Redundancies in the GCC region are expected to reduce this year, although Saudi Arabia will continue to witness job cuts, a new survey has found.
The poll by online recruitment firm GulfTalent found that 45 per cent of participating firms in Saudi Arabia expect headcount reductions in 2017, compared with 15 per cent of firms in the UAE.
Region-wide, the number of companies cutting headcount is set to drop from 40 per cent of respondents in 2016 to 23 per cent this year.
More firms also plan to expand their workforce, with their numbers increasing from 41 per cent in the past year to 47 per cent in 2017.
“Saudi Arabia is an exception to the overall positive trend due to its higher dependence on oil revenues,” the report stated.
The kingdom’s economy has been hit hard by the drop in oil prices, with the IMF recently revising its 2017 GDP growth outlook for Saudi from 2 per cent to 0.4 per cent.
However, with the country embarking on its Vision 2030 programme, which seeks to diversify its economy from oil, the situation is anticipated to improve in the future.
Sector-wise, the survey found that manufacturing companies across the GCC reported the most positive outlook, with 58 per cent of firms planning to increase staff numbers in 2017.
The sector has been a major focus of economic diversification efforts by governments over the last couple of years. Some surveyed companies cited streamlined regulations, strong logistics networks and proximity to export markets as factors contributing to their growth.
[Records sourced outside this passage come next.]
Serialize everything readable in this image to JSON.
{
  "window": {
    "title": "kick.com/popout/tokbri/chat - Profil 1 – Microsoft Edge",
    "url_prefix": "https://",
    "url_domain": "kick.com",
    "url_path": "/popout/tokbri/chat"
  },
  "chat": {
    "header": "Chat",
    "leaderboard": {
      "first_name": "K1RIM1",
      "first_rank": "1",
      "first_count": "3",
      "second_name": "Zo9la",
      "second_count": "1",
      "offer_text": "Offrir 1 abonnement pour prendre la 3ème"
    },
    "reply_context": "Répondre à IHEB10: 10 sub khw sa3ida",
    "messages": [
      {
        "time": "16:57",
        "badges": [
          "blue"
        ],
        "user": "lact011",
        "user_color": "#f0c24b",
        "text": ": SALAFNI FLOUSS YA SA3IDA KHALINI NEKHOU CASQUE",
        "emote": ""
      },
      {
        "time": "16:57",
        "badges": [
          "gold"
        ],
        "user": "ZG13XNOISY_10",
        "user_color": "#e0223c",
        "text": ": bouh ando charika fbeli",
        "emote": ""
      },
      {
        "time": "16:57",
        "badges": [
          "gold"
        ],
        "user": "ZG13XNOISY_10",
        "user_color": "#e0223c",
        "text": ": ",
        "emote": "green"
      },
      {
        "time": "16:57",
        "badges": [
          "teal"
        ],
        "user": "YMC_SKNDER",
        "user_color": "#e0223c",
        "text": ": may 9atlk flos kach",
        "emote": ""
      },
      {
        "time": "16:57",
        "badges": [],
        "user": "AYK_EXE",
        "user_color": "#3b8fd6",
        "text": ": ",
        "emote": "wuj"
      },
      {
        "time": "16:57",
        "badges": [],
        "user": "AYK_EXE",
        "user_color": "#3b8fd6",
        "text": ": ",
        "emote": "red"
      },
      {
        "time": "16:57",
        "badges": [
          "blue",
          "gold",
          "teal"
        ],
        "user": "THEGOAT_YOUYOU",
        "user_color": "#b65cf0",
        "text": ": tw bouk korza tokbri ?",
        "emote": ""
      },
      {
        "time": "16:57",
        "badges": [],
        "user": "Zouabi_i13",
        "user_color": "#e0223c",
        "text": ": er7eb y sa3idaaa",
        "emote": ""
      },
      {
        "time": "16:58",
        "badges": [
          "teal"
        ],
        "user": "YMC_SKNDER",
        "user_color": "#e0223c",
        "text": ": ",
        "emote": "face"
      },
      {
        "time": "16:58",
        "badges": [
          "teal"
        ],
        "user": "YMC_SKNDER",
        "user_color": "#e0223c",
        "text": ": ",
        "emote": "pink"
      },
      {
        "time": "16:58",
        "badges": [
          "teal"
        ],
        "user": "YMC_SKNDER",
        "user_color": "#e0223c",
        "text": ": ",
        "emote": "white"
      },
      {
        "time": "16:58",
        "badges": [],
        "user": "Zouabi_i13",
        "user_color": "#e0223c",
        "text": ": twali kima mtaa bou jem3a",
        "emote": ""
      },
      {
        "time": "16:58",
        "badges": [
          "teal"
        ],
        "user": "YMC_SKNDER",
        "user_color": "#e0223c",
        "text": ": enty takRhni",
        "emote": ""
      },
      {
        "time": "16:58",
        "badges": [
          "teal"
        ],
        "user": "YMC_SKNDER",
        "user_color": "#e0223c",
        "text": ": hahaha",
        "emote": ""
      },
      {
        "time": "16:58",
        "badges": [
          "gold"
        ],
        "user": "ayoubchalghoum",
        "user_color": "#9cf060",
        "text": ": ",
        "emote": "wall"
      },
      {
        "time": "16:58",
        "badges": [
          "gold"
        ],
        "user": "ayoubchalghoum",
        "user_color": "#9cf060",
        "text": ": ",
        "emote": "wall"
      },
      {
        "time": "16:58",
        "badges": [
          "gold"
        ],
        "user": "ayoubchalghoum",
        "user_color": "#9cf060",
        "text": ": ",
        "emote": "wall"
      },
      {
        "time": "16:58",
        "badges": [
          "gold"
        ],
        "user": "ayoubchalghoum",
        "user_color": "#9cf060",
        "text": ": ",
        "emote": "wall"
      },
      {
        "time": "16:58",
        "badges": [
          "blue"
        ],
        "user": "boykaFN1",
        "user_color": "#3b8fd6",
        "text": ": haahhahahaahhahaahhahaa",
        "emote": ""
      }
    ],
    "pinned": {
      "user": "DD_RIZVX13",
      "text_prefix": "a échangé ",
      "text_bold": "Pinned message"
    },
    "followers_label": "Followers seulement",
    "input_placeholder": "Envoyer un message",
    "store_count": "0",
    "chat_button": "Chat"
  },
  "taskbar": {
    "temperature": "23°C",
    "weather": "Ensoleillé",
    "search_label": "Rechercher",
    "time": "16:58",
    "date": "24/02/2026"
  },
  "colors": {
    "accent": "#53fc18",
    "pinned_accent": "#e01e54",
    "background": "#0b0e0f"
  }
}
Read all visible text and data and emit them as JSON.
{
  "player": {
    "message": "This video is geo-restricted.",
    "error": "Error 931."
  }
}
Healthcare companies, including hospitals, reported the second highest rate of jobs growth, with 55 per cent planning headcount expansion.
“This is also largely on the back of increasing demand from a fast growing population, further fuelled by government investment and regulatory changes requiring employers to provide medical cover for their employees,” the report said.
Banks are also expecting a relatively positive year, with 44 per cent planning to boost their workforce. Only 8 per cent of surveyed banks plan to cut staff this year, compared to 38 per cent in 2016.
“With the economic outlook more stable, some are taking the opportunity to fill specialist vacancies that were left unfilled last year due to hiring freezes. Furthermore, most banks are actively expanding their collections departments to keep a grip on rising levels of loan defaults,” the report explained.
The oil and gas sector, which has been hit hard by two years of low oil prices, continues to downsize. However, only a third of firms are expecting job cuts in 2017, compared with almost half in 2016.
Construction remains one of worst performing sectors in the region, according to GulfTalent’s survey.
Up to 45 per cent of construction firms who participated in the survey reported plans to cut staff numbers this year, only slightly lower than 55 per cent in 2016.
“The sector has been hit hard by cuts in government budgets and cancelled or delayed projects. It has also suffered billions of dollars in delayed payments, in some cases resulting in wages for thousands of workers going unpaid for several months,” the report said.
Overall, the survey found that some of the companies reducing staff also plan to hire people this year.
“What we discovered was that, to cut costs, some companies are eliminating a range of jobs within their organisations, reducing department sizes and consolidating multiple job descriptions within a single hire,” said GulfTalent managing director, Yasser Hatami.
“This may be good news for those possessing a range of skill sets, though less fortunate for those highly specialised in a single discipline.”